* [WORK REQUEST]: Every line below that has "conteúdo" in it should be copied.

Website and app data records:

Segment Open

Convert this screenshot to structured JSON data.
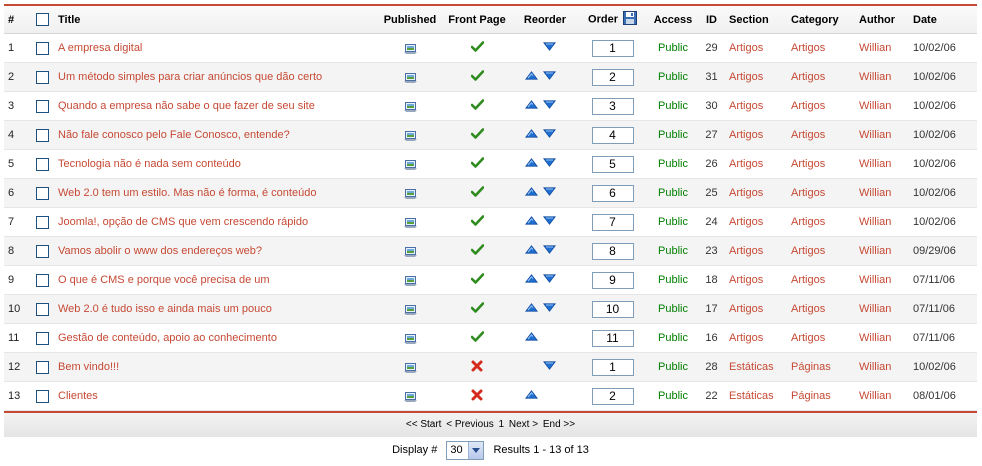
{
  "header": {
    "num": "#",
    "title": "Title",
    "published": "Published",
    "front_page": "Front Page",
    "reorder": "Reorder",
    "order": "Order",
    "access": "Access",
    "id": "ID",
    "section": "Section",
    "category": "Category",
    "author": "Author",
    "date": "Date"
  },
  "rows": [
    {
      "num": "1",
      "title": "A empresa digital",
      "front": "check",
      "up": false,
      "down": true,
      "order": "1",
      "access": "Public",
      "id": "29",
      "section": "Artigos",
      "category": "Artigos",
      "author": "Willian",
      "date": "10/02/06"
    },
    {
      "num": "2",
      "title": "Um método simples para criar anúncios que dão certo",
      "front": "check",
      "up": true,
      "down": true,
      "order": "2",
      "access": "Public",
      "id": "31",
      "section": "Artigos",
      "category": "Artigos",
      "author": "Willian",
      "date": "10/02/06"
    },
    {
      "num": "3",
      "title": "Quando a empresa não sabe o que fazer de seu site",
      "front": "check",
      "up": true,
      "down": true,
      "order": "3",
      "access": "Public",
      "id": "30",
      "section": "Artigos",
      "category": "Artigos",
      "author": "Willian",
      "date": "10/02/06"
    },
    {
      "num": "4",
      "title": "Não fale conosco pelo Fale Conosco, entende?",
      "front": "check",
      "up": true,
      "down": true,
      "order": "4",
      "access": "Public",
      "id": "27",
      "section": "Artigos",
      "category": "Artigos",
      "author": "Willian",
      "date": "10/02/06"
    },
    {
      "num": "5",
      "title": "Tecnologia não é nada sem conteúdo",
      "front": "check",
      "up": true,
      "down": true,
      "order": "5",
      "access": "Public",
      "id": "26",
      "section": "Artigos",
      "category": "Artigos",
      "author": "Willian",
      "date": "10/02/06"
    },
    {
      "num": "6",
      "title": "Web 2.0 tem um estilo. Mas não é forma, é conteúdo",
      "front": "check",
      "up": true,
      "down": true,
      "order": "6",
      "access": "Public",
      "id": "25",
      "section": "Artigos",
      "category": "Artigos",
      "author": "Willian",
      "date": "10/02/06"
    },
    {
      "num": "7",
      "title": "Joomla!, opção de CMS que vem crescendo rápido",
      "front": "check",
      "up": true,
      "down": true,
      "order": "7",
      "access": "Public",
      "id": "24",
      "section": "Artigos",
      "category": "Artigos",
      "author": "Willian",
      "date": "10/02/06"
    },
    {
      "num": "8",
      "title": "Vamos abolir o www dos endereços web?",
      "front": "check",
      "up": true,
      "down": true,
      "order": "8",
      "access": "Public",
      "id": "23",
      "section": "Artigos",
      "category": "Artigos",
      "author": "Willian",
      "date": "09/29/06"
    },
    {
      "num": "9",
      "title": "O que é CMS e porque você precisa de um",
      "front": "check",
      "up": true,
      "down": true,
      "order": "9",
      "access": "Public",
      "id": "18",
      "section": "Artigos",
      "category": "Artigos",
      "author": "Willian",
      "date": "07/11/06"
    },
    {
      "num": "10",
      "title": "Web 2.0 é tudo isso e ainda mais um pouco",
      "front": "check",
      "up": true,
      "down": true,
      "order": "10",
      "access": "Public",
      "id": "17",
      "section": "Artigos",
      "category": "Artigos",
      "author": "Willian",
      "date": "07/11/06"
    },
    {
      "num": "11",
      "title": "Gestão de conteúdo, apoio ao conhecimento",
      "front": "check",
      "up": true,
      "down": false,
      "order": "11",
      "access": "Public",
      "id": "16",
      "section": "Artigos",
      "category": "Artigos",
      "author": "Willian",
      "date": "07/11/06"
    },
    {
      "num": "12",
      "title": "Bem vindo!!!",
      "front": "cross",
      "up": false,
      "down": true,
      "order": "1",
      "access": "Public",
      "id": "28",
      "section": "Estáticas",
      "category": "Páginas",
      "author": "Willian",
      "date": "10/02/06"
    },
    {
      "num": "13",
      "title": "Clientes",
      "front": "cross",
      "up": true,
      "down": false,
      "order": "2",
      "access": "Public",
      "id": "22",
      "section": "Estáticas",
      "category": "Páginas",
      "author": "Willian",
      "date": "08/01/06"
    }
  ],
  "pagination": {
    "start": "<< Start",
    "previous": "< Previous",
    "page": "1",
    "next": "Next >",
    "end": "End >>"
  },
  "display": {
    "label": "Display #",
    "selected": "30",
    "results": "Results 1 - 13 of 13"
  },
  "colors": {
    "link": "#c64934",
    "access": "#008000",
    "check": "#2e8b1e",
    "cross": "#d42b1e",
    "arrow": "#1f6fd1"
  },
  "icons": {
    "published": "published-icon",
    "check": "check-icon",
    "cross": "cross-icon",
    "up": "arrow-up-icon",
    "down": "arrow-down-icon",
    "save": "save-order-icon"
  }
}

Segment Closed

* [ANSWER SPACE]:
      "title": "Tecnologia não é nada sem conteúdo",
      "title": "Web 2.0 tem um estilo. Mas não é forma, é conteúdo",
      "title": "Gestão de conteúdo, apoio ao conhecimento",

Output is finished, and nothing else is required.